Data -

Content starts

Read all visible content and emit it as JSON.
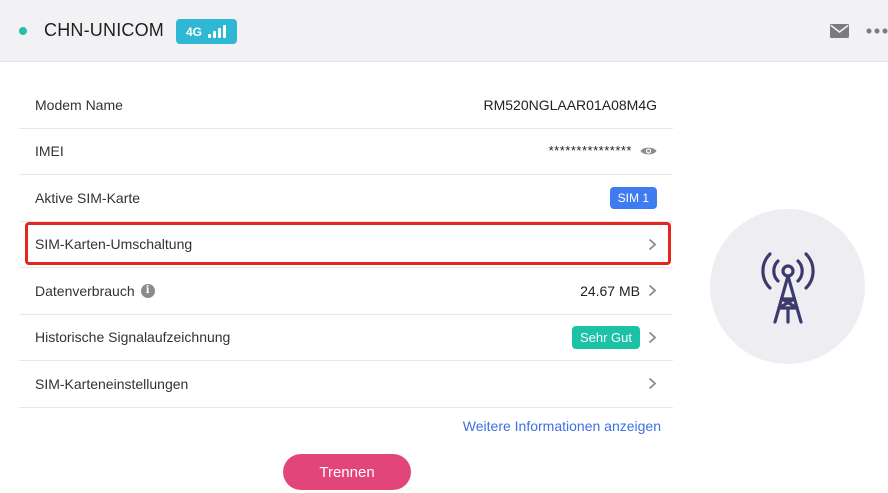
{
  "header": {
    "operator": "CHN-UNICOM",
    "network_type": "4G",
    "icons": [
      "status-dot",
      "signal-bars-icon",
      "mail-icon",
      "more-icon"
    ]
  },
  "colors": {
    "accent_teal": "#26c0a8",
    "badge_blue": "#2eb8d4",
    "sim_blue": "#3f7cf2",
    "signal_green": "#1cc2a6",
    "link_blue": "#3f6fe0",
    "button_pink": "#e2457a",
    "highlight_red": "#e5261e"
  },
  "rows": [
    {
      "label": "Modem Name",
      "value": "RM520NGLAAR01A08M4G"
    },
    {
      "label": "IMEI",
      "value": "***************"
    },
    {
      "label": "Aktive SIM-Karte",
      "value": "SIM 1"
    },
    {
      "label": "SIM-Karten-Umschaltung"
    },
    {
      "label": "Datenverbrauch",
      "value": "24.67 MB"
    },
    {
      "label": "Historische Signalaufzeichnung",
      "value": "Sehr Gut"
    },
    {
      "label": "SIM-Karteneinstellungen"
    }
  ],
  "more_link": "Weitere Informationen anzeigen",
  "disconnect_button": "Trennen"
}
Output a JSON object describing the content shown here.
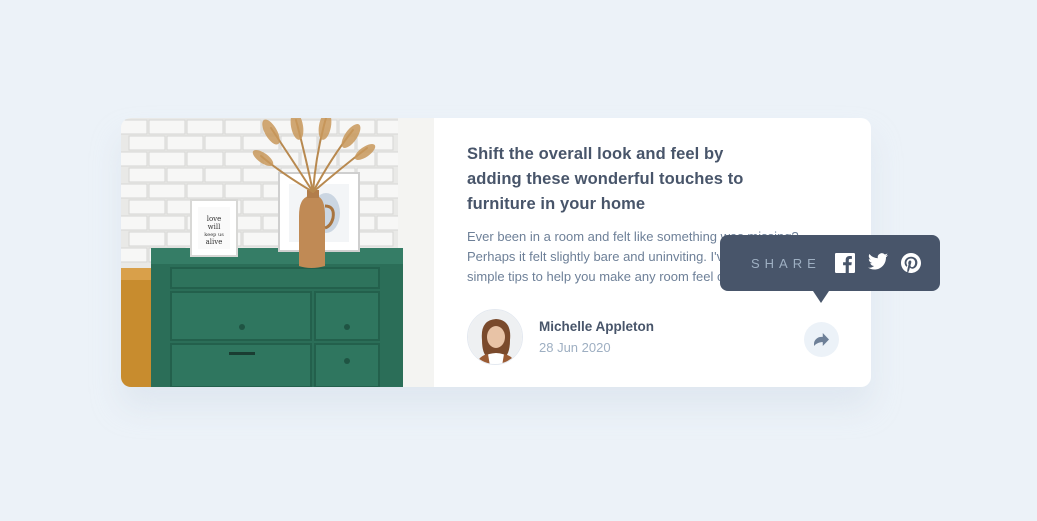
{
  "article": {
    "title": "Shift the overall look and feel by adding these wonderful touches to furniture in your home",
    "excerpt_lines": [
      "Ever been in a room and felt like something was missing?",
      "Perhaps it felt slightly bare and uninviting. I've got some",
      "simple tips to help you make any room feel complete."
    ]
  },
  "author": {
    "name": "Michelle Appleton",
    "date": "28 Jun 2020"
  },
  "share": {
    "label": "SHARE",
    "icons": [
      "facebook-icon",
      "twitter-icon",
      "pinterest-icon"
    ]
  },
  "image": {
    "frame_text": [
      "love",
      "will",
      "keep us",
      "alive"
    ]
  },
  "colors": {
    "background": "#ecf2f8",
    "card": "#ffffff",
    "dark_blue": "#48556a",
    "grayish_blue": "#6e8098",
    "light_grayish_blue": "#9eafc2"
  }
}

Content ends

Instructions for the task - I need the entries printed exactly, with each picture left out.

Answer section -
Read all visible content and emit it as JSON.
{
  "header": {
    "operator": "CHN-UNICOM",
    "network_type": "4G",
    "icons": [
      "status-dot",
      "signal-bars-icon",
      "mail-icon",
      "more-icon"
    ]
  },
  "colors": {
    "accent_teal": "#26c0a8",
    "badge_blue": "#2eb8d4",
    "sim_blue": "#3f7cf2",
    "signal_green": "#1cc2a6",
    "link_blue": "#3f6fe0",
    "button_pink": "#e2457a",
    "highlight_red": "#e5261e"
  },
  "rows": [
    {
      "label": "Modem Name",
      "value": "RM520NGLAAR01A08M4G"
    },
    {
      "label": "IMEI",
      "value": "***************"
    },
    {
      "label": "Aktive SIM-Karte",
      "value": "SIM 1"
    },
    {
      "label": "SIM-Karten-Umschaltung"
    },
    {
      "label": "Datenverbrauch",
      "value": "24.67 MB"
    },
    {
      "label": "Historische Signalaufzeichnung",
      "value": "Sehr Gut"
    },
    {
      "label": "SIM-Karteneinstellungen"
    }
  ],
  "more_link": "Weitere Informationen anzeigen",
  "disconnect_button": "Trennen"
}
Output a JSON object describing the content shown here.
{
  "article": {
    "title": "Shift the overall look and feel by adding these wonderful touches to furniture in your home",
    "excerpt_lines": [
      "Ever been in a room and felt like something was missing?",
      "Perhaps it felt slightly bare and uninviting. I've got some",
      "simple tips to help you make any room feel complete."
    ]
  },
  "author": {
    "name": "Michelle Appleton",
    "date": "28 Jun 2020"
  },
  "share": {
    "label": "SHARE",
    "icons": [
      "facebook-icon",
      "twitter-icon",
      "pinterest-icon"
    ]
  },
  "image": {
    "frame_text": [
      "love",
      "will",
      "keep us",
      "alive"
    ]
  },
  "colors": {
    "background": "#ecf2f8",
    "card": "#ffffff",
    "dark_blue": "#48556a",
    "grayish_blue": "#6e8098",
    "light_grayish_blue": "#9eafc2"
  }
}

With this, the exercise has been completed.